Zoran Music at Dachau.

Seeing into the Life of Things By STEVEN JARON. . Though absent long, These forms of beauty have not been to me, As is a landscape to a blind man’s eye: But oft, in lonely rooms, and mid the din Of towns and cities, I have owed to them, In hours of weariness, sensations sweet, […]

Picturing language.

Jaime Robles: ‘There is a certain point when changing from verbal art to visual art that the artist’s concerns shift. Both poetry and visual art have physical and material presences; poetry in the orthography of letters, the breaks of lines and placement of words on the field of the page. This, however, is not its primary material manifestation, which is instead aural. Rhythm, metre and the pyrotechnics of sound are poetry’s primary physical reality. It is within this aural world – whether spoken out loud or heard in the reader’s interior voice – that poetry’s meaning is given and apprehended. These are the material concerns of poetry and, like those of visual arts, they focus and concentrate in the body. To accept the idea of our world being limited to or by our words is to deny the body’s sensual experience of the world. Language is a slow phenomenon relative to the body’s perception, experience and understanding of the world.’

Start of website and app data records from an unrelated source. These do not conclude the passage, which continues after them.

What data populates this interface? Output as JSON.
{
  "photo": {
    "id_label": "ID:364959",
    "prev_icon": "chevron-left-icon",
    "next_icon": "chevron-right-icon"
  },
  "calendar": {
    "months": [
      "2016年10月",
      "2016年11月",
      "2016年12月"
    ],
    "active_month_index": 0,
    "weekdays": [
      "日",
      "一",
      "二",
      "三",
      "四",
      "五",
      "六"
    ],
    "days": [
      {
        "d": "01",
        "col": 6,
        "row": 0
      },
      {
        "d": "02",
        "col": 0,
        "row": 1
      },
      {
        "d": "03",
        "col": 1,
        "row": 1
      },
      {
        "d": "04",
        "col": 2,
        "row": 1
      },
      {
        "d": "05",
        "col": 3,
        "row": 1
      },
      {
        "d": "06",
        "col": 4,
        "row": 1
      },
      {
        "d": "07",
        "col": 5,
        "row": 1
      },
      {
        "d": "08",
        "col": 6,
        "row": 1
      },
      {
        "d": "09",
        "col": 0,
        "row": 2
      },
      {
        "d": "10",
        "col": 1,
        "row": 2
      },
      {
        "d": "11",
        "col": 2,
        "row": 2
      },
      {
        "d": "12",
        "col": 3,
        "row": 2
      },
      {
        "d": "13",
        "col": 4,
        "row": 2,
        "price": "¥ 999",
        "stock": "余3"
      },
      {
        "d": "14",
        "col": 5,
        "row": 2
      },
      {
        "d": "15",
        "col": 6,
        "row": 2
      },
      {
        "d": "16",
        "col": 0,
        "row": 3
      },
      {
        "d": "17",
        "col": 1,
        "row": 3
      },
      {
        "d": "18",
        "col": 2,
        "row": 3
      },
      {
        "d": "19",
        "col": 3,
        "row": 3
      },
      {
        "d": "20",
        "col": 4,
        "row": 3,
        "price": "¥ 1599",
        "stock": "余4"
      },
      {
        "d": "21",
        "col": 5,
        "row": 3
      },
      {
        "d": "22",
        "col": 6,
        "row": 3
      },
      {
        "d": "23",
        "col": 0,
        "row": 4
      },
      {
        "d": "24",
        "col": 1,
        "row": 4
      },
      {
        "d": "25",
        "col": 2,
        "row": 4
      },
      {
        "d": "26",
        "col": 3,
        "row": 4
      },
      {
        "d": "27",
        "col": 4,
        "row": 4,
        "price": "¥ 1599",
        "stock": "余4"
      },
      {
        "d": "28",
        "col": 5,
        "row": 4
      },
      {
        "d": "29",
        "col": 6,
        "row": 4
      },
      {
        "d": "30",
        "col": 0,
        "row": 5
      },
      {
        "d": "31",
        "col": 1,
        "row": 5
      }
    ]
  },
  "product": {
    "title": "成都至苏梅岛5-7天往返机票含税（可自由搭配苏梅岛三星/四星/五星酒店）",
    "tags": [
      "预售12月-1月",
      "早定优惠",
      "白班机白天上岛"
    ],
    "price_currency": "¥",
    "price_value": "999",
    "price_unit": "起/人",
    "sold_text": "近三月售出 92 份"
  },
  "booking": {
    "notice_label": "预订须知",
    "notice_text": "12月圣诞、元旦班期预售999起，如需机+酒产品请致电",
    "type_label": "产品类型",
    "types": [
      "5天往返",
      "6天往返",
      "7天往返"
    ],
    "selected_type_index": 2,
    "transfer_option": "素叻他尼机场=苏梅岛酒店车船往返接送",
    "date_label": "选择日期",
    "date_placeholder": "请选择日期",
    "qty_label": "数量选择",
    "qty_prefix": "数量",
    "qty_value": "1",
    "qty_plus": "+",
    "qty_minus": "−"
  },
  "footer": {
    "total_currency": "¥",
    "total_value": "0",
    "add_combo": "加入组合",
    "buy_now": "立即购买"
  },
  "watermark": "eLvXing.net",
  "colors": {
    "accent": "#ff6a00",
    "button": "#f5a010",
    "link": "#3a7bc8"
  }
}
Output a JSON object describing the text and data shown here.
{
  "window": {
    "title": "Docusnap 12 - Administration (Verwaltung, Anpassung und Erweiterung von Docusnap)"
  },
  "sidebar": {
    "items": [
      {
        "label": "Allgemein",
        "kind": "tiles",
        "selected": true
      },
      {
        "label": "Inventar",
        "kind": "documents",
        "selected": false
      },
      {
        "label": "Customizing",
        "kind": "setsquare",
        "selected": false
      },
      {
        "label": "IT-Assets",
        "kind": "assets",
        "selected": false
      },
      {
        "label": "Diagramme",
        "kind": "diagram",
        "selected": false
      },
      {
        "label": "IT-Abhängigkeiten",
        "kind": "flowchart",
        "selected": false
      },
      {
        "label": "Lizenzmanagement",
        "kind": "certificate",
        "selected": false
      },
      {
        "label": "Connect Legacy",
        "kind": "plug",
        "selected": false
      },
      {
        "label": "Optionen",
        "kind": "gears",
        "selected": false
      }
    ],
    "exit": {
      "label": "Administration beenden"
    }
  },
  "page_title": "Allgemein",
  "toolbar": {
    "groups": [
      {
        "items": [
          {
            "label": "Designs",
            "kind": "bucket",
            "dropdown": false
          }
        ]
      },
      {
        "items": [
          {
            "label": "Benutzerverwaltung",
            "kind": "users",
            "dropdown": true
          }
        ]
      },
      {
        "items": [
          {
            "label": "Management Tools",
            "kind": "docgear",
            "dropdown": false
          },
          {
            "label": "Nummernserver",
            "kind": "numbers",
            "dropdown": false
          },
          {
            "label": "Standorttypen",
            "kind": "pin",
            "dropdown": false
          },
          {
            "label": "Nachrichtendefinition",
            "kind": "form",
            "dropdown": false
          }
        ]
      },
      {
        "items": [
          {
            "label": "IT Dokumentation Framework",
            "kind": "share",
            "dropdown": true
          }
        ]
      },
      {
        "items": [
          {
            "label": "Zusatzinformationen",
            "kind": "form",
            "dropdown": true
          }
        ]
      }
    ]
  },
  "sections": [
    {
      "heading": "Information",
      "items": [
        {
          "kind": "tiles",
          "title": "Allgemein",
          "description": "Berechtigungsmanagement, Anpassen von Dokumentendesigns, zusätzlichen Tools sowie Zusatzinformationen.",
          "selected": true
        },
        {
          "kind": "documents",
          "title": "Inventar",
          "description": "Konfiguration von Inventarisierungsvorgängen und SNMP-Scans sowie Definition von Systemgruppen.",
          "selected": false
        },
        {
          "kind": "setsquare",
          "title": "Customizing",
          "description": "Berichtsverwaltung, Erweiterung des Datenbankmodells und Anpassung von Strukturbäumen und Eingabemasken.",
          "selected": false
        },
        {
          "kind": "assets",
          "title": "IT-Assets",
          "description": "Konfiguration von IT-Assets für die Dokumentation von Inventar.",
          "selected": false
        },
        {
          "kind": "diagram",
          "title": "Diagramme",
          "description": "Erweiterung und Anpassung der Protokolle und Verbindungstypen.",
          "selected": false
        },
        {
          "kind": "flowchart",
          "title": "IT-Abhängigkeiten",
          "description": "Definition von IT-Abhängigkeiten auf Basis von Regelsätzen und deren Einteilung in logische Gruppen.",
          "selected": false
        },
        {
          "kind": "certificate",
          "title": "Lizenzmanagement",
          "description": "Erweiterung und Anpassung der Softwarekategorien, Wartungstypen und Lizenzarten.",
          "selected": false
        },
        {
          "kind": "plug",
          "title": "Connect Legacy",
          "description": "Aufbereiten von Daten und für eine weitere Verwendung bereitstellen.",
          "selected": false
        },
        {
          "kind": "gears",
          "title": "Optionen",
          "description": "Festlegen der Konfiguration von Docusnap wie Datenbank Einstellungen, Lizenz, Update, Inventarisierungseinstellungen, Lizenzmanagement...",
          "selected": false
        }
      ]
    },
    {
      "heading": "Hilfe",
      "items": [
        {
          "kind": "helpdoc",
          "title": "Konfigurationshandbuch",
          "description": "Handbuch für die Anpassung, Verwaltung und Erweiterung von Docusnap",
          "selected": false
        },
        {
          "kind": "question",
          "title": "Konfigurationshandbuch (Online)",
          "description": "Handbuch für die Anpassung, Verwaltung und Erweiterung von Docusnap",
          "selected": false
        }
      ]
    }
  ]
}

The mosaic of the Transfiguration at St Catherine’s.

By CYRIL MANGO. THE GREAT APSE mosaic of Christ’s Transfiguration in the Sinai church, today partly hidden from view by the tall sixteenth-century iconostasis, raises a number of questions: Most controversially, what message was it meant to convey? And, when and by whom was it done? In the apse the mosaic illustrates the Transfiguration as […]

The Omega Point.

Nigel Wheale: ‘Does an appetite for what’s ‘real’ ‘confirm the death of postmodernist irony, the infinite play of all that knowingly evasive reference? As in Douglas Coupland’s Girlfriend in a Coma (1998), Adam Gordon ultimately chooses to renounce the conventions by which he was created. Can we read Lerner and Coupland (DeLillo got there first) as voices for the new New movement, the post-ironic, a decisive move beyond the crumbling stockade of the post-, but toward what? Resurgence of a new Naturalism, the return of Realism, even? There is, after all, plenty enough these days to be getting real about.’

How’s the Mood-Board?

Nigel Wheale: ‘Is it best understood as labouring to give birth to the current stage, of global cultural exchange courtesy of the internet, which accelerates and intensifies so much of what was being described as ‘postmodern’, but to the point where there is no point in trying to categorize the infinity of data and the potential that it offers? This will be the mode for the foreseeable future, with ever more integrated transactions between technology and flesh, babes wi-fi-readied, USB implants tucked discretely behind each ear.’

Venice Inside Out.

here is not a building in Venice, raised prior to the sixteenth century, which has not sustained essential change in one or more of its most important features. By far the greater number present examples of three or four different styles…and, in many instances, the restorations or additions have gradually replaced the entire structure of […]

Venice and the theatre of memory.

Hoyt Rogers: ‘Venice teaches us that history is never dead: the humblest portico affords us a proscenium composed of centuries—but not as an album of faded recollections, settled and done. The theatre of memory unveils its meaning only when we behold it as a vital, breathing gospel of the present.’

A Venetian’s view of Venice.

Michele Casagrande: ‘Energetically, many want to change things, yet in everyday life the city’s rhythms would seem to be too slow—extremely light-hearted, but fundamentally lazy. The attitude can be expressed through reactions like the following: Living in such a marvelous city, a center of attention for the entire world, why should anyone want to leave? Why should anyone want to move away from a place that can offer very high earnings to people who are basically manual workers, such as gondoliers and taxi drivers?’